Though a small crowd (Augie March was opening for the opener) it seemed that their music reached a variety of people. There was the stereotypical super-fan (a pseudonym for crazy-ass-girl) who was rocking out like nobody's business in the front row who sang every word, while a forty-something Mom (with her teenage son) bobbed her head and analyzed each nuance. We stood there smiling because we enjoyed the music as much as we did the people-watching. Even those who were there to see The Aliens (the headliner) seemed to be digging it.

The banter between the drummer, David Williams and lead singer, Glenn Richards, was fascinating and quite funny even though their thick Australian accents took some getting used to. Richards' singing voice was clean, non-affected and unique. He shined when he sang the folk tune, "Bottle Baby" which he accompanied himself on the guitar. The crowd favorite was "One Crowded Hour," the first single, off their latest creatively-named album, Moo, You Bloody Choir.

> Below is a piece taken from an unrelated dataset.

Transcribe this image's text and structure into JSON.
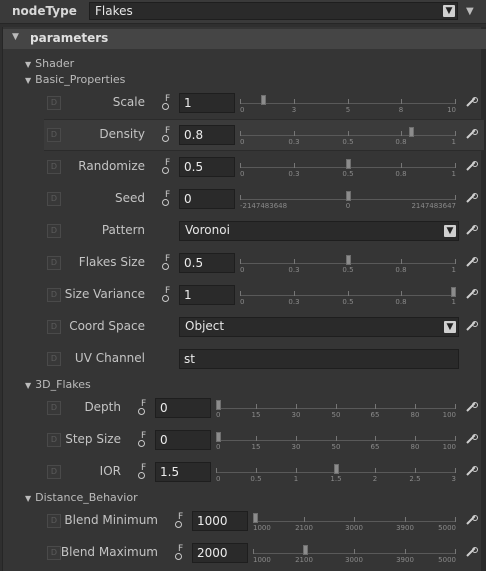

Though short, Augie March's set was flawless and quickly hooked the audience with their catchy, yet eclectic, range of music - we understood why this band was voted #1 on Australian's radio station winning them an Australian Music Prize (AMP) in 2006.

Take the jump to see pictures of the concert...